a rapid state or quality; quickness; celerity.

Also rap·id·ness [rap-id-nis] /ˈræp ɪd nɪs/.

Origin of rapidity

From the Latin word rapiditās, dating back to 1610–20. See rapid, -ity

Synonyms for rapidity

Dictionary.com Unabridged Based on the Random House Unabridged Dictionary, © Random House, Inc. 2019

Examples from the Web for rapidity

Contemporary Examples of rapidity

Historical Examples of rapidity

  • All these thoughts came to her with rapidity, as Crane talked with masterly judgment.


    W. A. Fraser

  • He fired his volley of explanation at his employer with the rapidity of a Maxim gun.


    W. A. Fraser

  • To Linda it was almost a miracle, the rapidity with which a house could be erected in California.

    Her Father's Daughter

    Gene Stratton-Porter

  • He was terrified at the rapidity with which he had been involved in such dangers—decoyed into it.

    The Secret Agent

    Joseph Conrad

  • Hence he moved with rapidity and precision, and was never taken by surprise.

Word Origin and History for rapidity

1650s, from French rapidité and directly from Latin rapiditatem (nominative rapiditas) "swiftness, rapidity, velocity," from rapidus "hasty, swift, rapid" (see rapid).

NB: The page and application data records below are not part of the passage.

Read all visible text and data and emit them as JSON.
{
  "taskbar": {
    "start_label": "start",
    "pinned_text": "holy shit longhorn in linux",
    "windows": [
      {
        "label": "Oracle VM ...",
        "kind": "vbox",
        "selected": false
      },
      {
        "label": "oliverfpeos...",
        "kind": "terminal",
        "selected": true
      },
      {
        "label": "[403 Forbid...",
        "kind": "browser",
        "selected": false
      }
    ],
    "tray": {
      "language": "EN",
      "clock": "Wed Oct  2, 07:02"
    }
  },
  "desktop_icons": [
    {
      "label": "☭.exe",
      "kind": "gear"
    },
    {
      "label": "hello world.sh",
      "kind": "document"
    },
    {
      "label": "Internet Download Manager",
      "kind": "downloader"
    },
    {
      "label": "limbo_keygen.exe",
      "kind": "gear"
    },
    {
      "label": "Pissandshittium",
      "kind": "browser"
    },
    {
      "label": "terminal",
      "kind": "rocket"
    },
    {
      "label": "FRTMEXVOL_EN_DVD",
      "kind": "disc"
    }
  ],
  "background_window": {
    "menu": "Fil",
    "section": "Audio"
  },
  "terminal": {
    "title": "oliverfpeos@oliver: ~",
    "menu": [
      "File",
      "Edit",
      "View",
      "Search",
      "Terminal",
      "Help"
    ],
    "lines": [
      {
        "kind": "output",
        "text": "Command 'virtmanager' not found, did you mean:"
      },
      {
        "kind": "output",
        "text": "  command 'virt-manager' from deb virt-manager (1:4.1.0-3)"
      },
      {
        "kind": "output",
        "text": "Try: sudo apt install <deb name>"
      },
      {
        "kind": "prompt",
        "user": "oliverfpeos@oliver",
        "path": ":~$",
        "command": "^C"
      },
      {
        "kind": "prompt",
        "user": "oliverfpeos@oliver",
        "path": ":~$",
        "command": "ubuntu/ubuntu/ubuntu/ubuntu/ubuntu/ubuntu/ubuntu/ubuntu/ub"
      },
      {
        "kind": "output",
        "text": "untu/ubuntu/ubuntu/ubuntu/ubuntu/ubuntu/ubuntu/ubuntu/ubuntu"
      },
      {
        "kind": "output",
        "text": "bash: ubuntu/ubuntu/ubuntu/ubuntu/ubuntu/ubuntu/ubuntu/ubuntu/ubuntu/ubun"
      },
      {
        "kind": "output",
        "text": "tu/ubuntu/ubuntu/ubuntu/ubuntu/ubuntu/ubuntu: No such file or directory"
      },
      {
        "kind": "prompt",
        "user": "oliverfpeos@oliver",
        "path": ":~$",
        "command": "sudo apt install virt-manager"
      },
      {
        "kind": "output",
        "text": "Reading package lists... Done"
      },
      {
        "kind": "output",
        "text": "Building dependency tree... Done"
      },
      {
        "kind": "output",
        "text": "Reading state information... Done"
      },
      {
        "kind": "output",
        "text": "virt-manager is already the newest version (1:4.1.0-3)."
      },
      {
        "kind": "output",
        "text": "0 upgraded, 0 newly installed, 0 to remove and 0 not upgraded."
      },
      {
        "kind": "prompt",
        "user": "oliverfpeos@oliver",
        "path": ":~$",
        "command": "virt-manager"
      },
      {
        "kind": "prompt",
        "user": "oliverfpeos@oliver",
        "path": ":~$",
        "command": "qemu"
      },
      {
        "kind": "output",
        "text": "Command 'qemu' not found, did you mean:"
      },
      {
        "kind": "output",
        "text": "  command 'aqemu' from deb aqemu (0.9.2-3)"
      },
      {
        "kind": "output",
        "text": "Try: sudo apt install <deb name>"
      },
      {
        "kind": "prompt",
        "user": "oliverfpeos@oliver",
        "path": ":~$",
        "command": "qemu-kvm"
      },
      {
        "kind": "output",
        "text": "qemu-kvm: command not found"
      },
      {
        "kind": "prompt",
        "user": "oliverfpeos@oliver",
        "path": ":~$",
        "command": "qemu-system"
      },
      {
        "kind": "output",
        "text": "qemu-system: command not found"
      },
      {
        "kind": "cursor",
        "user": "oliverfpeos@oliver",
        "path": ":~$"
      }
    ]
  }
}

Online Etymology Dictionary, © 2010 Douglas Harper